Historians generally locate the emergence of the methods shaping the university concept in Ancient Greece where Socrates espoused the value of inquiry and thinking and their importance in attaining a “good” and meaningful life. The objective of the Socratic Method was to identify questions and methods of inquiry that lead to broad and deep understanding and not to simply arrive at an answer. “What is beauty?” “What is the right thing to do?” “What is wisdom?” “What is piety?” “How can we know when an answer is adequate? “As important as what was taught was why we should teach and why we should teach the young with special concern and attention. The young, the Greeks posited, must learn to think so that they could be and remain free. The Greeks believed that knowledge and freedom were inseparably linked.
The origins of modern higher education are best revealed in the medieval universities of Europe, beginning in Italy at Salerno (9th century) and Bologna (11th century). The word “university” comes from the Latin term universitas and means the student body. The monastic clergy respected and embraced the conviction of the Greeks that freedom is held fast by character, developed by discipline and informed by reason and that both of these qualities are essential foundations for the young. Those who founded the first universities held to the tradition that instruction is best delivered by masters who mentor their students by providing both information and scholarly example.
In 1115 the great university of Oxford assembled the priests of the Priory of St. Augustine to create a center of learning. Like Oxford, Cambridge, founded in 1209, also emerged from the spiritual community of the cathedral school. Universities like Villanova, in Philadelphia, continue to be administered by clergy and to preserve this rich history in the repository of the Augustinian Historical Institute on their campus.
Today’s public institutions, while secular, continue to embrace the “life of the mind” and the ethos of intellectual rigor and reasoned inquiry.
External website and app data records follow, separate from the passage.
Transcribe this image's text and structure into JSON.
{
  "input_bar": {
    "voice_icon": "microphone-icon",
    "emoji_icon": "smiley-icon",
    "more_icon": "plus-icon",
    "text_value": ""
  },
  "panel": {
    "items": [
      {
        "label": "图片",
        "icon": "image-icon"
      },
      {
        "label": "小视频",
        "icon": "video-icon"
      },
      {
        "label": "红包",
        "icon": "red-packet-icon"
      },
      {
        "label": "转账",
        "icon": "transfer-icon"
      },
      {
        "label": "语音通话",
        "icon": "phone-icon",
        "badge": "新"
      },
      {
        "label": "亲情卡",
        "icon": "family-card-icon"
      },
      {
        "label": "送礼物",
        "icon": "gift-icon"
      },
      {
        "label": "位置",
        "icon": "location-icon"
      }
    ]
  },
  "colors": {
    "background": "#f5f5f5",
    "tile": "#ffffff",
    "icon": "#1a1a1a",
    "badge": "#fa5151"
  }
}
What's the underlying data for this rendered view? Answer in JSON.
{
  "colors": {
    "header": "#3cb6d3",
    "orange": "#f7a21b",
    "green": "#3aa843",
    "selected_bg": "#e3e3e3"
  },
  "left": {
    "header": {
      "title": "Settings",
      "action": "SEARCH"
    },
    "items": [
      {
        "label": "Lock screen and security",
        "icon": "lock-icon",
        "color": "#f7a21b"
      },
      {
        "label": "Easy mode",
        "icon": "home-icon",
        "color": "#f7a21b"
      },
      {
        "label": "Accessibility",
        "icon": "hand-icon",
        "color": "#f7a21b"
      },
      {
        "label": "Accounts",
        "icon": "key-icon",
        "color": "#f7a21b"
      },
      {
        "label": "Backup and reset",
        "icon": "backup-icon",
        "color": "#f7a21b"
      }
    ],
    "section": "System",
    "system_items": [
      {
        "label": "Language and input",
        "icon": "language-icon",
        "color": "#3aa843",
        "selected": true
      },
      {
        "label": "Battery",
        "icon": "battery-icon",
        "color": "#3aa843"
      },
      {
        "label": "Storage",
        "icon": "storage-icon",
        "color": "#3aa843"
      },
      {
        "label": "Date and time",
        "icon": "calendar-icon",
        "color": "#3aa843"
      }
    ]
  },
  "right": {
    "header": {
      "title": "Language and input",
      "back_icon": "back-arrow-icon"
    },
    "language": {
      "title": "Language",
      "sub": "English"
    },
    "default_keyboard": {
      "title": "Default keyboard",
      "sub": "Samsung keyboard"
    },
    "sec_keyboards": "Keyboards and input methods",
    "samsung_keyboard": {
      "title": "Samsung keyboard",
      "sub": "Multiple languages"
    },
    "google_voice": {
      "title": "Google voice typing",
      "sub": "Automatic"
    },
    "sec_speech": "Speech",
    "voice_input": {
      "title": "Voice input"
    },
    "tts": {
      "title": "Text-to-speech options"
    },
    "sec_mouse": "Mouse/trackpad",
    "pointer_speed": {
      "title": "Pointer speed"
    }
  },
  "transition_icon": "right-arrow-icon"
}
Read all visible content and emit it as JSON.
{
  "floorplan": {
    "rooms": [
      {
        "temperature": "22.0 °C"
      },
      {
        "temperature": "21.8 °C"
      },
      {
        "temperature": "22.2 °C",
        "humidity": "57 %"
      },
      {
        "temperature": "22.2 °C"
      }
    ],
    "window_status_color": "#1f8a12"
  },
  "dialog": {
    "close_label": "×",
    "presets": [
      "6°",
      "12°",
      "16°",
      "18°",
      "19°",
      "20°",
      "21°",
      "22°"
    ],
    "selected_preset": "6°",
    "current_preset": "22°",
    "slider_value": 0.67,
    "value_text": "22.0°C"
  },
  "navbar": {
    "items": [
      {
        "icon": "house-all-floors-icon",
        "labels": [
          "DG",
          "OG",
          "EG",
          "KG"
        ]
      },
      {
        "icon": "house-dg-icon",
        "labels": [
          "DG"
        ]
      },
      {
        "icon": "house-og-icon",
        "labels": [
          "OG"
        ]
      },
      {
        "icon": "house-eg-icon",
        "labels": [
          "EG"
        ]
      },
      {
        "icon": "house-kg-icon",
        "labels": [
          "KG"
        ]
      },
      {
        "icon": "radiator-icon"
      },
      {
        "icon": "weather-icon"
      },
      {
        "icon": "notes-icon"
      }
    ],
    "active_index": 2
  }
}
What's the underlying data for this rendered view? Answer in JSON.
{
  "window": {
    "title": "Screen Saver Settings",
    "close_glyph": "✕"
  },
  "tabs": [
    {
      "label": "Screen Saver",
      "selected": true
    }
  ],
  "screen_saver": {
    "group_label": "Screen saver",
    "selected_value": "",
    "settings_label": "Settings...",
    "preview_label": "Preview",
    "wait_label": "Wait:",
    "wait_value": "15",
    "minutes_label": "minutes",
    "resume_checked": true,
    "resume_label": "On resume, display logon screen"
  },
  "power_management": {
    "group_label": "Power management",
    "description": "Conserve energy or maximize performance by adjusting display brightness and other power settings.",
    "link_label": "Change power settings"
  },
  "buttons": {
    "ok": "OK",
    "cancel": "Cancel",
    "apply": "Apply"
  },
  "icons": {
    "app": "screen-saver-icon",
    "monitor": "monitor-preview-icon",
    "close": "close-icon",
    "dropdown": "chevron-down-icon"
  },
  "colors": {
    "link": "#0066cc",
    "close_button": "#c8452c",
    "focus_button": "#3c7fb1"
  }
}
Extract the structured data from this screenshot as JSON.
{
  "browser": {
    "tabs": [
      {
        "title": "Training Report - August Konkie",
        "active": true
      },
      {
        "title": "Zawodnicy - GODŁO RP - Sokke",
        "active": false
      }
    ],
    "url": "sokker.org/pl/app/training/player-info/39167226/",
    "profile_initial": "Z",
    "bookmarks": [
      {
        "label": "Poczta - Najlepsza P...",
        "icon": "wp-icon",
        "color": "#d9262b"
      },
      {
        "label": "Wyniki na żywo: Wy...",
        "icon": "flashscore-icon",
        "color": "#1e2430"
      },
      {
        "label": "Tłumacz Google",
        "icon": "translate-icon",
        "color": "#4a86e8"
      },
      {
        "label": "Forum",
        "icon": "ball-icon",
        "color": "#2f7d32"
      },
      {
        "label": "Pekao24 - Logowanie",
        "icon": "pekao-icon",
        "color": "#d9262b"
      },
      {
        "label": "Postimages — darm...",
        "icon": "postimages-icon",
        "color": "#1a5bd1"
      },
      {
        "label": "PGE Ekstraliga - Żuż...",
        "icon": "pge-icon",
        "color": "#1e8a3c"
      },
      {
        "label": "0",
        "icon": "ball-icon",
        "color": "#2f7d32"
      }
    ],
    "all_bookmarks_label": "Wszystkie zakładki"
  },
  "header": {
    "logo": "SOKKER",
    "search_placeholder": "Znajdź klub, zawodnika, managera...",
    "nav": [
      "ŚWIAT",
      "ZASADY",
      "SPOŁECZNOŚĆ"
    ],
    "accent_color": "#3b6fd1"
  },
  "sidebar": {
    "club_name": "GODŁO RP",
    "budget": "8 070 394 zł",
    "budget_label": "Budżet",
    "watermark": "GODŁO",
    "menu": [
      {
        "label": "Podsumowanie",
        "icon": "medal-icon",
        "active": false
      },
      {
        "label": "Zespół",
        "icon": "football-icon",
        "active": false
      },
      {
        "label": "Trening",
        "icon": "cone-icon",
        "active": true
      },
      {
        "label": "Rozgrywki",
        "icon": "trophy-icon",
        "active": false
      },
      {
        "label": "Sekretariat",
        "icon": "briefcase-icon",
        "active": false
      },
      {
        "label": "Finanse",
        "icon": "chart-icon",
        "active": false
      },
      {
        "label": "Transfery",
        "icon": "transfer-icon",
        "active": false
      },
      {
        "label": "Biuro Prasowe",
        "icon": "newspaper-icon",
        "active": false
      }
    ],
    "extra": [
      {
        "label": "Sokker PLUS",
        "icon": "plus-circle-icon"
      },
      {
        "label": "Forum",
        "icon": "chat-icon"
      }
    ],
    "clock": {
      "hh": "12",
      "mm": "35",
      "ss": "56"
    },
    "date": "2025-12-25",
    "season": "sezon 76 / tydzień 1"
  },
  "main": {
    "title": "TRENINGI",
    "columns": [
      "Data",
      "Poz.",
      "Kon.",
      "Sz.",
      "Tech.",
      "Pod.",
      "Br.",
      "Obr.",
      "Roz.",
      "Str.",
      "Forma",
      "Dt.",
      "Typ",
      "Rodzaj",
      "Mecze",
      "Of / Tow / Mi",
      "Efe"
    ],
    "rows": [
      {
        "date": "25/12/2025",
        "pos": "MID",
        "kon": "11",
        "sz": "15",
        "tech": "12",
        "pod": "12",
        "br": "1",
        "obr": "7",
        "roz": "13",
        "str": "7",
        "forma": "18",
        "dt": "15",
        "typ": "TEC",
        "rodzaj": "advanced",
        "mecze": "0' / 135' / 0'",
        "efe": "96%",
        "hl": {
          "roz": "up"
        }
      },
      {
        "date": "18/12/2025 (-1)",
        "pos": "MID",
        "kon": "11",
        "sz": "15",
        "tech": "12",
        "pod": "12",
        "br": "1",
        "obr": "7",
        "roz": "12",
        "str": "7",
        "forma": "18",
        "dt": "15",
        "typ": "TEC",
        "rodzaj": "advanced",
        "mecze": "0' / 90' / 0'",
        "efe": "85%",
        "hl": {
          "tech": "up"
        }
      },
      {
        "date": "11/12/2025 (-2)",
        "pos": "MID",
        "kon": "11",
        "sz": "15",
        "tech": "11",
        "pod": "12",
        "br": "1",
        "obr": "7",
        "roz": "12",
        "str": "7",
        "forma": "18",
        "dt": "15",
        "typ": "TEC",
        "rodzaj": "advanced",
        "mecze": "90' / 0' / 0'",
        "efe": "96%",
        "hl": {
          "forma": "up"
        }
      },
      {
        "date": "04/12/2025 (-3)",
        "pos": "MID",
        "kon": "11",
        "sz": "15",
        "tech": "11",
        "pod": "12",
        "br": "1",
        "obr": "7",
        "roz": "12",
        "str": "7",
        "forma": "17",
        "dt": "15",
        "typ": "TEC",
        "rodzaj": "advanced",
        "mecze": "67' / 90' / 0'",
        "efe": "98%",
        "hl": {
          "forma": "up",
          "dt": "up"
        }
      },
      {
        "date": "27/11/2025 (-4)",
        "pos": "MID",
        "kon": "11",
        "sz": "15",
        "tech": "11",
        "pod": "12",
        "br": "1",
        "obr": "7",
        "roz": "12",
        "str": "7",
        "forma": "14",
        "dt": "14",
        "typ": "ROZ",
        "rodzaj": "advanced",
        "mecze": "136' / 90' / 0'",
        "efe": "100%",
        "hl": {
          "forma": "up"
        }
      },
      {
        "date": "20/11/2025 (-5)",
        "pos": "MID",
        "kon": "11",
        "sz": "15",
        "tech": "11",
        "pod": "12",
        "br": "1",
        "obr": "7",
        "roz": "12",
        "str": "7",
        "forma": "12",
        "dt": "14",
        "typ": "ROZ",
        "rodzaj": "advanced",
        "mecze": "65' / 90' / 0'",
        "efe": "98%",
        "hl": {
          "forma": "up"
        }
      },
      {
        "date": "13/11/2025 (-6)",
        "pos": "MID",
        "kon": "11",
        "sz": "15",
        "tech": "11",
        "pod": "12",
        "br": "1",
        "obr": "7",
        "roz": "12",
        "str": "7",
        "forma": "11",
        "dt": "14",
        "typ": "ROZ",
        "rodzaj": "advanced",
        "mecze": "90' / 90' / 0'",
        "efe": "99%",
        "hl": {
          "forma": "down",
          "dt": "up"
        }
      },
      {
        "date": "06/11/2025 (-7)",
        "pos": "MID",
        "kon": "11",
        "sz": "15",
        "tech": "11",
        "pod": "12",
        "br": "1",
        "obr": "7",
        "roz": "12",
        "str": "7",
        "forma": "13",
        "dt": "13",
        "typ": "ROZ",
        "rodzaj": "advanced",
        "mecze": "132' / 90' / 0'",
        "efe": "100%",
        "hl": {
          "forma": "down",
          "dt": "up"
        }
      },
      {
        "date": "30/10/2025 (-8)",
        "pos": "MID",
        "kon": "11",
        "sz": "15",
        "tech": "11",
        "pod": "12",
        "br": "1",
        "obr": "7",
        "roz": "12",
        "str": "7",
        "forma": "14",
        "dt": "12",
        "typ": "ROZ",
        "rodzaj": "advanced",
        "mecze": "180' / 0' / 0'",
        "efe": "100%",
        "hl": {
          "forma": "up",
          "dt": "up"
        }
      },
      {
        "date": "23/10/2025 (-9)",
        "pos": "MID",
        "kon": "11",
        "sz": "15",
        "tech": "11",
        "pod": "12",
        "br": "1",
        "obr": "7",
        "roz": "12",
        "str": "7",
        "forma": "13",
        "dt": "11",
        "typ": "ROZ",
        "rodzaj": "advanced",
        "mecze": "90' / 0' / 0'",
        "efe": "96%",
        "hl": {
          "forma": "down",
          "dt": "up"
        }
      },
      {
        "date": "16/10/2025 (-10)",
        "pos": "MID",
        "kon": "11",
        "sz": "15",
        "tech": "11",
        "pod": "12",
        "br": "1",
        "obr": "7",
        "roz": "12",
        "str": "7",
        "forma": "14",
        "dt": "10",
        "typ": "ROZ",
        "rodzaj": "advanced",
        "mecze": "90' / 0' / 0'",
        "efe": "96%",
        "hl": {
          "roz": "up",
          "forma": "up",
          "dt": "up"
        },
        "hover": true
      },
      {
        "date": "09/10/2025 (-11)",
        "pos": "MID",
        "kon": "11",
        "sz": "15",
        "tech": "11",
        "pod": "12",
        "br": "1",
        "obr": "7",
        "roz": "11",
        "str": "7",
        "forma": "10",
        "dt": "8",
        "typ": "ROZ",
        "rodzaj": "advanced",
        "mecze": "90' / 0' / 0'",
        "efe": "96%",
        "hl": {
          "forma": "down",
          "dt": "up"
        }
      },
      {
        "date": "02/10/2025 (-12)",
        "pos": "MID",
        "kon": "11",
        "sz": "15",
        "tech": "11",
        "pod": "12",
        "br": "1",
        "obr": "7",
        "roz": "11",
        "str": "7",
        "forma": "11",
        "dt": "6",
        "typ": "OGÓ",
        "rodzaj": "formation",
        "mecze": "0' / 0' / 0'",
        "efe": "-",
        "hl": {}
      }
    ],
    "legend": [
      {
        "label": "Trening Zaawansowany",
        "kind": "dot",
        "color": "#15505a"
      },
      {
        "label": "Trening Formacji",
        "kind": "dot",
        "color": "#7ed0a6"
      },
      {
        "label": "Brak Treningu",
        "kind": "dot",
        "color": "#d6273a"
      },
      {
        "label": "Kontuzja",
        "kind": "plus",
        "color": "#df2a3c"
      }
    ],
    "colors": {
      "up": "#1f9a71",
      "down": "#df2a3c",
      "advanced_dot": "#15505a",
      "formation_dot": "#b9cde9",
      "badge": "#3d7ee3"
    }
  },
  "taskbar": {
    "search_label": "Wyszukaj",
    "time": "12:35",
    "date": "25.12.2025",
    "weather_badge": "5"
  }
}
Each installation of a new university leader reminds us of this heritage and of our obligations to protect freedom of thought and inquiry and to pursue “truth and beauty.”